# The data
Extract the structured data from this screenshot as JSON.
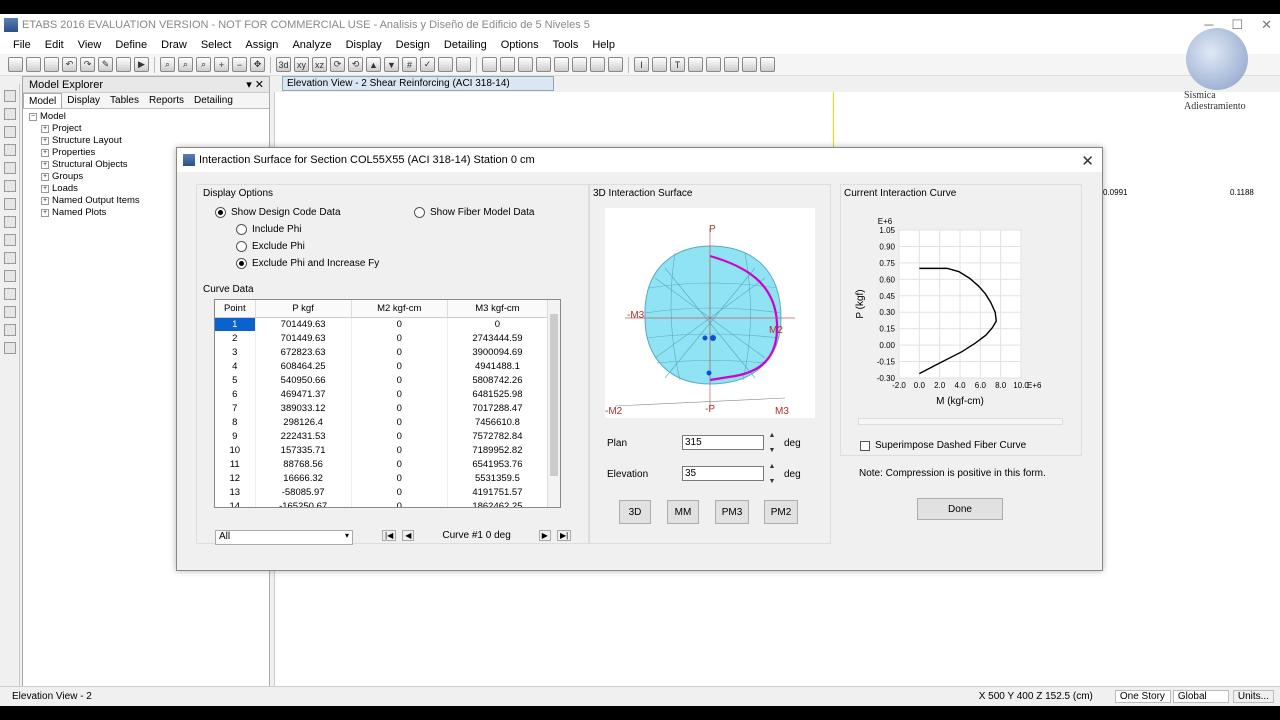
{
  "app": {
    "title": "ETABS 2016 EVALUATION VERSION - NOT FOR COMMERCIAL USE - Analisis y Diseño de Edificio de 5 Niveles 5"
  },
  "menu": [
    "File",
    "Edit",
    "View",
    "Define",
    "Draw",
    "Select",
    "Assign",
    "Analyze",
    "Display",
    "Design",
    "Detailing",
    "Options",
    "Tools",
    "Help"
  ],
  "explorer": {
    "title": "Model Explorer",
    "tabs": [
      "Model",
      "Display",
      "Tables",
      "Reports",
      "Detailing"
    ],
    "root": "Model",
    "items": [
      "Project",
      "Structure Layout",
      "Properties",
      "Structural Objects",
      "Groups",
      "Loads",
      "Named Output Items",
      "Named Plots"
    ]
  },
  "doc_tab": "Elevation View - 2  Shear Reinforcing  (ACI 318-14)",
  "canvas_values": [
    "0.0991",
    "0.1188"
  ],
  "logo_text": [
    "Sísmica",
    "Adiestramiento"
  ],
  "status": {
    "left": "Elevation View - 2",
    "coords": "X 500  Y 400  Z 152.5 (cm)",
    "story": "One Story",
    "system": "Global",
    "units": "Units..."
  },
  "dialog": {
    "title": "Interaction Surface for Section COL55X55 (ACI 318-14)  Station 0 cm",
    "display_options": {
      "title": "Display Options",
      "design_code": "Show Design Code Data",
      "fiber": "Show Fiber Model Data",
      "include_phi": "Include Phi",
      "exclude_phi": "Exclude Phi",
      "exclude_phi_fy": "Exclude Phi and Increase Fy"
    },
    "curve_data": {
      "title": "Curve Data",
      "headers": [
        "Point",
        "P  kgf",
        "M2  kgf-cm",
        "M3  kgf-cm"
      ],
      "rows": [
        [
          "1",
          "701449.63",
          "0",
          "0"
        ],
        [
          "2",
          "701449.63",
          "0",
          "2743444.59"
        ],
        [
          "3",
          "672823.63",
          "0",
          "3900094.69"
        ],
        [
          "4",
          "608464.25",
          "0",
          "4941488.1"
        ],
        [
          "5",
          "540950.66",
          "0",
          "5808742.26"
        ],
        [
          "6",
          "469471.37",
          "0",
          "6481525.98"
        ],
        [
          "7",
          "389033.12",
          "0",
          "7017288.47"
        ],
        [
          "8",
          "298126.4",
          "0",
          "7456610.8"
        ],
        [
          "9",
          "222431.53",
          "0",
          "7572782.84"
        ],
        [
          "10",
          "157335.71",
          "0",
          "7189952.82"
        ],
        [
          "11",
          "88768.56",
          "0",
          "6541953.76"
        ],
        [
          "12",
          "16666.32",
          "0",
          "5531359.5"
        ],
        [
          "13",
          "-58085.97",
          "0",
          "4191751.57"
        ],
        [
          "14",
          "-165250.67",
          "0",
          "1862462.25"
        ]
      ],
      "filter": "All",
      "curve_label": "Curve #1  0 deg"
    },
    "surface": {
      "title": "3D Interaction Surface",
      "labels": {
        "p": "P",
        "np": "-P",
        "m2": "M2",
        "nm2": "-M2",
        "m3": "M3",
        "nm3": "-M3"
      },
      "plan_label": "Plan",
      "plan_value": "315",
      "elev_label": "Elevation",
      "elev_value": "35",
      "unit": "deg",
      "buttons": [
        "3D",
        "MM",
        "PM3",
        "PM2"
      ]
    },
    "curve": {
      "title": "Current Interaction Curve",
      "superimpose": "Superimpose Dashed Fiber Curve",
      "note": "Note:  Compression is positive in this form.",
      "done": "Done"
    }
  },
  "chart_data": {
    "type": "line",
    "xlabel": "M (kgf-cm)",
    "ylabel": "P (kgf)",
    "x_scale_label": "E+6",
    "y_scale_label": "E+6",
    "xlim": [
      -2.0,
      10.0
    ],
    "ylim": [
      -0.3,
      1.05
    ],
    "x_ticks": [
      "-2.0",
      "0.0",
      "2.0",
      "4.0",
      "6.0",
      "8.0",
      "10.0"
    ],
    "y_ticks": [
      "1.05",
      "0.90",
      "0.75",
      "0.60",
      "0.45",
      "0.30",
      "0.15",
      "0.00",
      "-0.15",
      "-0.30"
    ],
    "grid": true,
    "series": [
      {
        "x": [
          0,
          2.74,
          3.9,
          4.94,
          5.81,
          6.48,
          7.02,
          7.46,
          7.57,
          7.19,
          6.54,
          5.53,
          4.19,
          1.86,
          0
        ],
        "y": [
          0.7,
          0.7,
          0.67,
          0.61,
          0.54,
          0.47,
          0.39,
          0.3,
          0.22,
          0.16,
          0.09,
          0.02,
          -0.06,
          -0.17,
          -0.26
        ]
      }
    ]
  }
}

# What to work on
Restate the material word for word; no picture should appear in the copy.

# Answer to the problem
Extract the structured data from this screenshot as JSON.
{
  "app": {
    "title": "ETABS 2016 EVALUATION VERSION - NOT FOR COMMERCIAL USE - Analisis y Diseño de Edificio de 5 Niveles 5"
  },
  "menu": [
    "File",
    "Edit",
    "View",
    "Define",
    "Draw",
    "Select",
    "Assign",
    "Analyze",
    "Display",
    "Design",
    "Detailing",
    "Options",
    "Tools",
    "Help"
  ],
  "explorer": {
    "title": "Model Explorer",
    "tabs": [
      "Model",
      "Display",
      "Tables",
      "Reports",
      "Detailing"
    ],
    "root": "Model",
    "items": [
      "Project",
      "Structure Layout",
      "Properties",
      "Structural Objects",
      "Groups",
      "Loads",
      "Named Output Items",
      "Named Plots"
    ]
  },
  "doc_tab": "Elevation View - 2  Shear Reinforcing  (ACI 318-14)",
  "canvas_values": [
    "0.0991",
    "0.1188"
  ],
  "logo_text": [
    "Sísmica",
    "Adiestramiento"
  ],
  "status": {
    "left": "Elevation View - 2",
    "coords": "X 500  Y 400  Z 152.5 (cm)",
    "story": "One Story",
    "system": "Global",
    "units": "Units..."
  },
  "dialog": {
    "title": "Interaction Surface for Section COL55X55 (ACI 318-14)  Station 0 cm",
    "display_options": {
      "title": "Display Options",
      "design_code": "Show Design Code Data",
      "fiber": "Show Fiber Model Data",
      "include_phi": "Include Phi",
      "exclude_phi": "Exclude Phi",
      "exclude_phi_fy": "Exclude Phi and Increase Fy"
    },
    "curve_data": {
      "title": "Curve Data",
      "headers": [
        "Point",
        "P  kgf",
        "M2  kgf-cm",
        "M3  kgf-cm"
      ],
      "rows": [
        [
          "1",
          "701449.63",
          "0",
          "0"
        ],
        [
          "2",
          "701449.63",
          "0",
          "2743444.59"
        ],
        [
          "3",
          "672823.63",
          "0",
          "3900094.69"
        ],
        [
          "4",
          "608464.25",
          "0",
          "4941488.1"
        ],
        [
          "5",
          "540950.66",
          "0",
          "5808742.26"
        ],
        [
          "6",
          "469471.37",
          "0",
          "6481525.98"
        ],
        [
          "7",
          "389033.12",
          "0",
          "7017288.47"
        ],
        [
          "8",
          "298126.4",
          "0",
          "7456610.8"
        ],
        [
          "9",
          "222431.53",
          "0",
          "7572782.84"
        ],
        [
          "10",
          "157335.71",
          "0",
          "7189952.82"
        ],
        [
          "11",
          "88768.56",
          "0",
          "6541953.76"
        ],
        [
          "12",
          "16666.32",
          "0",
          "5531359.5"
        ],
        [
          "13",
          "-58085.97",
          "0",
          "4191751.57"
        ],
        [
          "14",
          "-165250.67",
          "0",
          "1862462.25"
        ]
      ],
      "filter": "All",
      "curve_label": "Curve #1  0 deg"
    },
    "surface": {
      "title": "3D Interaction Surface",
      "labels": {
        "p": "P",
        "np": "-P",
        "m2": "M2",
        "nm2": "-M2",
        "m3": "M3",
        "nm3": "-M3"
      },
      "plan_label": "Plan",
      "plan_value": "315",
      "elev_label": "Elevation",
      "elev_value": "35",
      "unit": "deg",
      "buttons": [
        "3D",
        "MM",
        "PM3",
        "PM2"
      ]
    },
    "curve": {
      "title": "Current Interaction Curve",
      "superimpose": "Superimpose Dashed Fiber Curve",
      "note": "Note:  Compression is positive in this form.",
      "done": "Done"
    }
  },
  "chart_data": {
    "type": "line",
    "xlabel": "M (kgf-cm)",
    "ylabel": "P (kgf)",
    "x_scale_label": "E+6",
    "y_scale_label": "E+6",
    "xlim": [
      -2.0,
      10.0
    ],
    "ylim": [
      -0.3,
      1.05
    ],
    "x_ticks": [
      "-2.0",
      "0.0",
      "2.0",
      "4.0",
      "6.0",
      "8.0",
      "10.0"
    ],
    "y_ticks": [
      "1.05",
      "0.90",
      "0.75",
      "0.60",
      "0.45",
      "0.30",
      "0.15",
      "0.00",
      "-0.15",
      "-0.30"
    ],
    "grid": true,
    "series": [
      {
        "x": [
          0,
          2.74,
          3.9,
          4.94,
          5.81,
          6.48,
          7.02,
          7.46,
          7.57,
          7.19,
          6.54,
          5.53,
          4.19,
          1.86,
          0
        ],
        "y": [
          0.7,
          0.7,
          0.67,
          0.61,
          0.54,
          0.47,
          0.39,
          0.3,
          0.22,
          0.16,
          0.09,
          0.02,
          -0.06,
          -0.17,
          -0.26
        ]
      }
    ]
  }
}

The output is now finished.